At WikiMotors, we're committed to delivering accurate, trustworthy information. Our expert-authored content is rigorously fact-checked and sourced from credible authorities. Discover how we uphold the highest standards in providing you with reliable knowledge.
The process of making a van wheelchair accessible can vary depending on the specific vehicle, and in some cases it may require professional assistance. One of the first factors to examine when attempting to make a van wheelchair accessible is head clearance, since wheelchairs typically sit higher than regular vehicle seats. If the van lacks sufficient head clearance, a professional conversion company may have to drop the floor or raise the roof. A ramp or lift can then be installed in addition to wheelchair tie downs. Further modifications, such as a motorized driver seat and hand controls for the pedals, can also allow a wheelchair-bound person to drive the van.
Some vans are easily converted to be wheelchair accessible vehicles, but others can require more substantial work. Minivans typically lack the necessary headroom to accommodate an individual in a wheelchair without extensive modifications. One common option is to lower the floor pan, which can require additional modifications to the exhaust and brake systems. This can also greatly reduce the ground clearance of the vehicle, so it is important to take care when driving these modified vans over any kind of rough terrain.
A decision also has to be made regarding the wheelchair access point. The two options are to enter via the side door or the back door. In either case, the corresponding factory seats will need to be removed to accommodate the wheelchair. The least expensive option to make a van wheelchair accessible is to use a removable ramp that was designed for the specific vehicle. Another option is to install a motorized platform that can lift the wheelchair up and into the van.
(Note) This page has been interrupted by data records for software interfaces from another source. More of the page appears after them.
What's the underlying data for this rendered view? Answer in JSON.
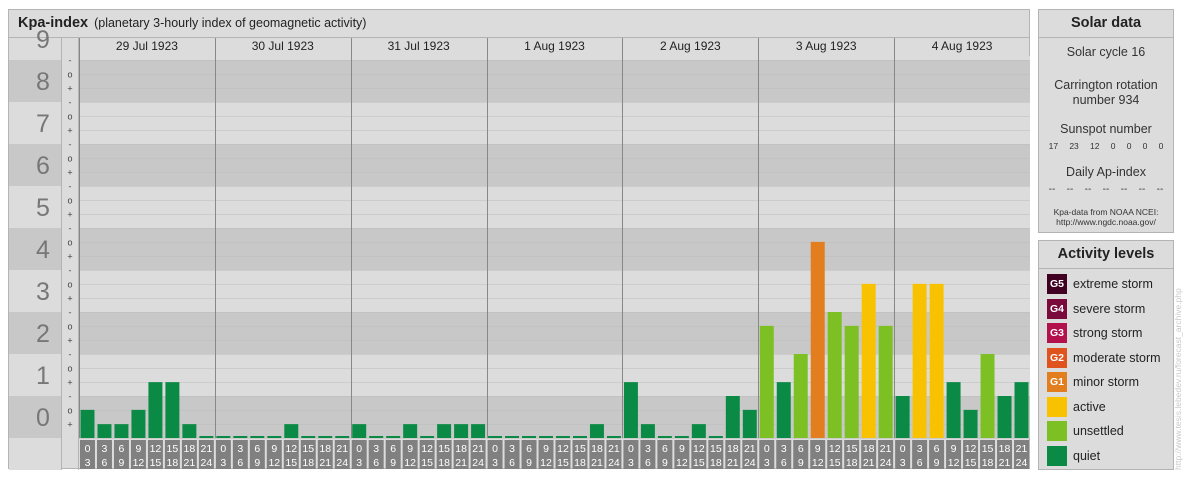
{
  "header": {
    "title": "Kpa-index",
    "subtitle": "(planetary 3-hourly index of geomagnetic activity)"
  },
  "chart_data": {
    "type": "bar",
    "ylim": [
      0,
      9
    ],
    "y_ticks": [
      "0",
      "1",
      "2",
      "3",
      "4",
      "5",
      "6",
      "7",
      "8",
      "9"
    ],
    "minor_tick_labels": [
      "+",
      "o",
      "-"
    ],
    "days": [
      "29 Jul 1923",
      "30 Jul 1923",
      "31 Jul 1923",
      "1 Aug 1923",
      "2 Aug 1923",
      "3 Aug 1923",
      "4 Aug 1923"
    ],
    "interval_starts": [
      "0",
      "3",
      "6",
      "9",
      "12",
      "15",
      "18",
      "21"
    ],
    "interval_ends": [
      "3",
      "6",
      "9",
      "12",
      "15",
      "18",
      "21",
      "24"
    ],
    "values": [
      0.67,
      0.33,
      0.33,
      0.67,
      1.33,
      1.33,
      0.33,
      0,
      0,
      0,
      0,
      0,
      0.33,
      0,
      0,
      0,
      0.33,
      0,
      0,
      0.33,
      0,
      0.33,
      0.33,
      0.33,
      0,
      0,
      0,
      0,
      0,
      0,
      0.33,
      0,
      1.33,
      0.33,
      0,
      0,
      0.33,
      0,
      1,
      0.67,
      2.67,
      1.33,
      2,
      4.67,
      3,
      2.67,
      3.67,
      2.67,
      1,
      3.67,
      3.67,
      1.33,
      0.67,
      2,
      1,
      1.33
    ],
    "colors": {
      "quiet": "#0a8a45",
      "unsettled": "#7dc023",
      "active": "#f9c200",
      "G1": "#e37e1e",
      "G2": "#e0531e",
      "G3": "#b3114c",
      "G4": "#7b0a3c",
      "G5": "#3f0022"
    },
    "grid": true
  },
  "solar": {
    "title": "Solar data",
    "cycle": "Solar cycle 16",
    "carrington_line1": "Carrington rotation",
    "carrington_line2": "number 934",
    "ssn_label": "Sunspot number",
    "ssn_values": [
      "17",
      "23",
      "12",
      "0",
      "0",
      "0",
      "0"
    ],
    "ap_label": "Daily Ap-index",
    "ap_values": [
      "--",
      "--",
      "--",
      "--",
      "--",
      "--",
      "--"
    ],
    "source_line1": "Kpa-data from NOAA NCEI:",
    "source_line2": "http://www.ngdc.noaa.gov/"
  },
  "activity": {
    "title": "Activity levels",
    "items": [
      {
        "code": "G5",
        "label": "extreme storm",
        "color": "#3f0022"
      },
      {
        "code": "G4",
        "label": "severe storm",
        "color": "#7b0a3c"
      },
      {
        "code": "G3",
        "label": "strong storm",
        "color": "#b3114c"
      },
      {
        "code": "G2",
        "label": "moderate storm",
        "color": "#e0531e"
      },
      {
        "code": "G1",
        "label": "minor storm",
        "color": "#e37e1e"
      },
      {
        "code": "",
        "label": "active",
        "color": "#f9c200"
      },
      {
        "code": "",
        "label": "unsettled",
        "color": "#7dc023"
      },
      {
        "code": "",
        "label": "quiet",
        "color": "#0a8a45"
      }
    ]
  },
  "watermark": "http://www.tesis.lebedev.ru/forecast_archive.php"
}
The other necessary component for making any van wheelchair accessible is a tie-down system. Tie-downs are usually bolted to the floor of the vehicle and allow the wheelchair to be secured safely in place for transit. The placement and design of the tie-downs can vary depending on whether the wheelchair enters from the side or the rear.
Additional modifications can also be made in the process of making a van wheelchair accessible. One possibility is to install a motorized driver seat that turns around automatically to allow an individual to slide into it from a wheelchair. Coupled with an automatic chair lift and hand controls for the brake and gas pedals, this can allow a wheelchair-bound individual to drive his own van with no outside assistance.